My thesis work was the most exciting for me personally. I was fortunate to be a part of another research group that looked at the function of the gastrointestinal (GI) tract during sepsis. During sepsis, blood flow is often reduced to the GI tract causing permanent damage to these tissues. We performed a number of experiments to route more blood to the GI tract through the use of different medications and novel delivery systems for those medications.

Q. Can you tell me about some of your career highlights?

Being involved with the Lakehead-Georgian Partnership. Working on connecting the two of them together has been very rewarding. I’ve enjoyed seeing how the initial steps developed into a larger partnership.

At Georgian College, I also helped launch the Primary Paramedic, Pharmacy Technician, Biotechnology and Veterinary Assistant programs. I had some involvement in the Denturism program as well. I’m very proud of these programs—it’s been great to see this initial work develop into the programs that they are today.

Q. Did you always want to be a professor?

I wanted to be a medical doctor when I was younger, but in grad school I got much more interested in being a teacher through experiences as a teaching assistant. I really enjoy the interaction with students—it’s my favourite part of being a professor.

Q: What can students expect from their Lakehead-Georgian classes?

Students can expect to actively participate in some unique lab activities utilizing data acquisition equipment to explore elements of neurophysiology, muscle physiology, cardiovascular and respiratory physiology.  The labs are fun, really valuable learning experiences!

Q. Any skills or talents we may not know about?

I love sports. I still play volleyball, squash and hockey and I coach basketball and soccer. I love to teach and coach. Both are opportunities to help people develop their skills, knowledge and love for science and sports.

Q. What do you like to do when you’re not working?

Hanging out at home with my family and our dog. I also like working at projects around the house. I recently did a full-on renovation of a large room in our house, right down to the flooring and baseboards. I like being busy and moving things forward, making them better, even if only a little bit at a time.

Q. Can you tell me about your family?

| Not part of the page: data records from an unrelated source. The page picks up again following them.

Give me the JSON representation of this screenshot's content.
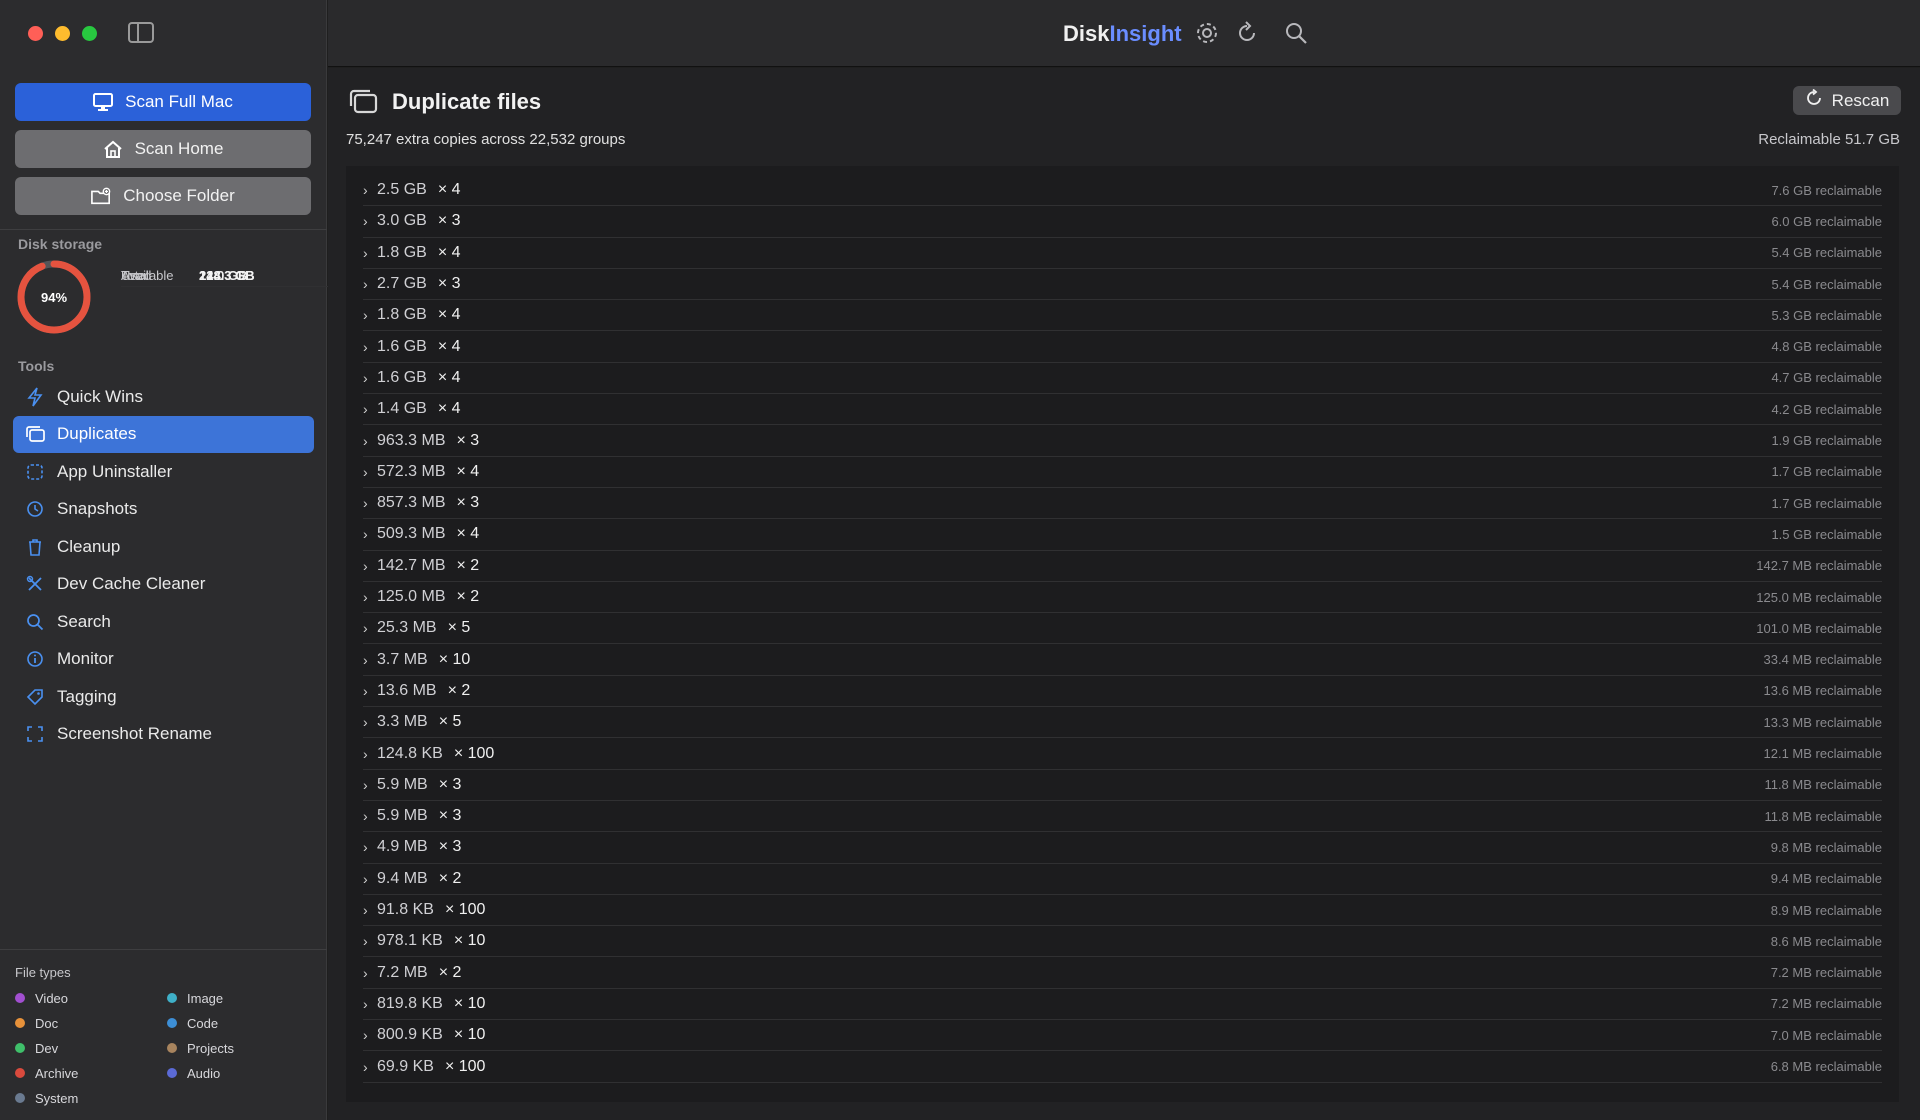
{
  "app": {
    "brand_part1": "Disk",
    "brand_part2": "Insight"
  },
  "sidebar": {
    "scan_full": "Scan Full Mac",
    "scan_home": "Scan Home",
    "choose_folder": "Choose Folder",
    "disk_title": "Disk storage",
    "disk_percent": "94%",
    "disk_used_fraction": 0.94,
    "stats": {
      "total_label": "Total",
      "total": "228.3 GB",
      "used_label": "Used",
      "used": "214.3 GB",
      "available_label": "Available",
      "available": "14.0 GB"
    },
    "tools_title": "Tools",
    "tools": [
      {
        "label": "Quick Wins",
        "icon": "bolt-icon"
      },
      {
        "label": "Duplicates",
        "icon": "duplicates-icon",
        "active": true
      },
      {
        "label": "App Uninstaller",
        "icon": "app-icon"
      },
      {
        "label": "Snapshots",
        "icon": "clock-icon"
      },
      {
        "label": "Cleanup",
        "icon": "trash-icon"
      },
      {
        "label": "Dev Cache Cleaner",
        "icon": "tools-icon"
      },
      {
        "label": "Search",
        "icon": "search-icon"
      },
      {
        "label": "Monitor",
        "icon": "info-icon"
      },
      {
        "label": "Tagging",
        "icon": "tag-icon"
      },
      {
        "label": "Screenshot Rename",
        "icon": "screenshot-icon"
      }
    ],
    "filetypes_title": "File types",
    "filetypes": [
      {
        "label": "Video",
        "color": "#a24fd0"
      },
      {
        "label": "Image",
        "color": "#3fb0c8"
      },
      {
        "label": "Doc",
        "color": "#e8923a"
      },
      {
        "label": "Code",
        "color": "#3d8fd6"
      },
      {
        "label": "Dev",
        "color": "#3fbf6a"
      },
      {
        "label": "Projects",
        "color": "#a8845e"
      },
      {
        "label": "Archive",
        "color": "#d94a3d"
      },
      {
        "label": "Audio",
        "color": "#5b6ad6"
      },
      {
        "label": "System",
        "color": "#6a7a90"
      }
    ]
  },
  "main": {
    "title": "Duplicate files",
    "rescan": "Rescan",
    "summary": "75,247 extra copies across 22,532 groups",
    "reclaimable": "Reclaimable 51.7 GB",
    "rows": [
      {
        "size": "2.5 GB",
        "count": "× 4",
        "reclaim": "7.6 GB reclaimable"
      },
      {
        "size": "3.0 GB",
        "count": "× 3",
        "reclaim": "6.0 GB reclaimable"
      },
      {
        "size": "1.8 GB",
        "count": "× 4",
        "reclaim": "5.4 GB reclaimable"
      },
      {
        "size": "2.7 GB",
        "count": "× 3",
        "reclaim": "5.4 GB reclaimable"
      },
      {
        "size": "1.8 GB",
        "count": "× 4",
        "reclaim": "5.3 GB reclaimable"
      },
      {
        "size": "1.6 GB",
        "count": "× 4",
        "reclaim": "4.8 GB reclaimable"
      },
      {
        "size": "1.6 GB",
        "count": "× 4",
        "reclaim": "4.7 GB reclaimable"
      },
      {
        "size": "1.4 GB",
        "count": "× 4",
        "reclaim": "4.2 GB reclaimable"
      },
      {
        "size": "963.3 MB",
        "count": "× 3",
        "reclaim": "1.9 GB reclaimable"
      },
      {
        "size": "572.3 MB",
        "count": "× 4",
        "reclaim": "1.7 GB reclaimable"
      },
      {
        "size": "857.3 MB",
        "count": "× 3",
        "reclaim": "1.7 GB reclaimable"
      },
      {
        "size": "509.3 MB",
        "count": "× 4",
        "reclaim": "1.5 GB reclaimable"
      },
      {
        "size": "142.7 MB",
        "count": "× 2",
        "reclaim": "142.7 MB reclaimable"
      },
      {
        "size": "125.0 MB",
        "count": "× 2",
        "reclaim": "125.0 MB reclaimable"
      },
      {
        "size": "25.3 MB",
        "count": "× 5",
        "reclaim": "101.0 MB reclaimable"
      },
      {
        "size": "3.7 MB",
        "count": "× 10",
        "reclaim": "33.4 MB reclaimable"
      },
      {
        "size": "13.6 MB",
        "count": "× 2",
        "reclaim": "13.6 MB reclaimable"
      },
      {
        "size": "3.3 MB",
        "count": "× 5",
        "reclaim": "13.3 MB reclaimable"
      },
      {
        "size": "124.8 KB",
        "count": "× 100",
        "reclaim": "12.1 MB reclaimable"
      },
      {
        "size": "5.9 MB",
        "count": "× 3",
        "reclaim": "11.8 MB reclaimable"
      },
      {
        "size": "5.9 MB",
        "count": "× 3",
        "reclaim": "11.8 MB reclaimable"
      },
      {
        "size": "4.9 MB",
        "count": "× 3",
        "reclaim": "9.8 MB reclaimable"
      },
      {
        "size": "9.4 MB",
        "count": "× 2",
        "reclaim": "9.4 MB reclaimable"
      },
      {
        "size": "91.8 KB",
        "count": "× 100",
        "reclaim": "8.9 MB reclaimable"
      },
      {
        "size": "978.1 KB",
        "count": "× 10",
        "reclaim": "8.6 MB reclaimable"
      },
      {
        "size": "7.2 MB",
        "count": "× 2",
        "reclaim": "7.2 MB reclaimable"
      },
      {
        "size": "819.8 KB",
        "count": "× 10",
        "reclaim": "7.2 MB reclaimable"
      },
      {
        "size": "800.9 KB",
        "count": "× 10",
        "reclaim": "7.0 MB reclaimable"
      },
      {
        "size": "69.9 KB",
        "count": "× 100",
        "reclaim": "6.8 MB reclaimable"
      }
    ]
  }
}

I have 21-year-old twins, Emma and Spencer, who came home from university last March due to COVID. Carter is in Grade 12 and making plans for university. Depending on what happens with the pandemic, my wife Sandy and I are preparing to be empty nesters in the fall. Sandy is also a professor at Georgian for the Practical Nursing program.

Q. Do you talk shop a lot over the dinner table?

We mostly talk about work when we are walking the dogs in the morning.


You can find Sean Madorin on twitter at https://www.twitter.com/smadorin.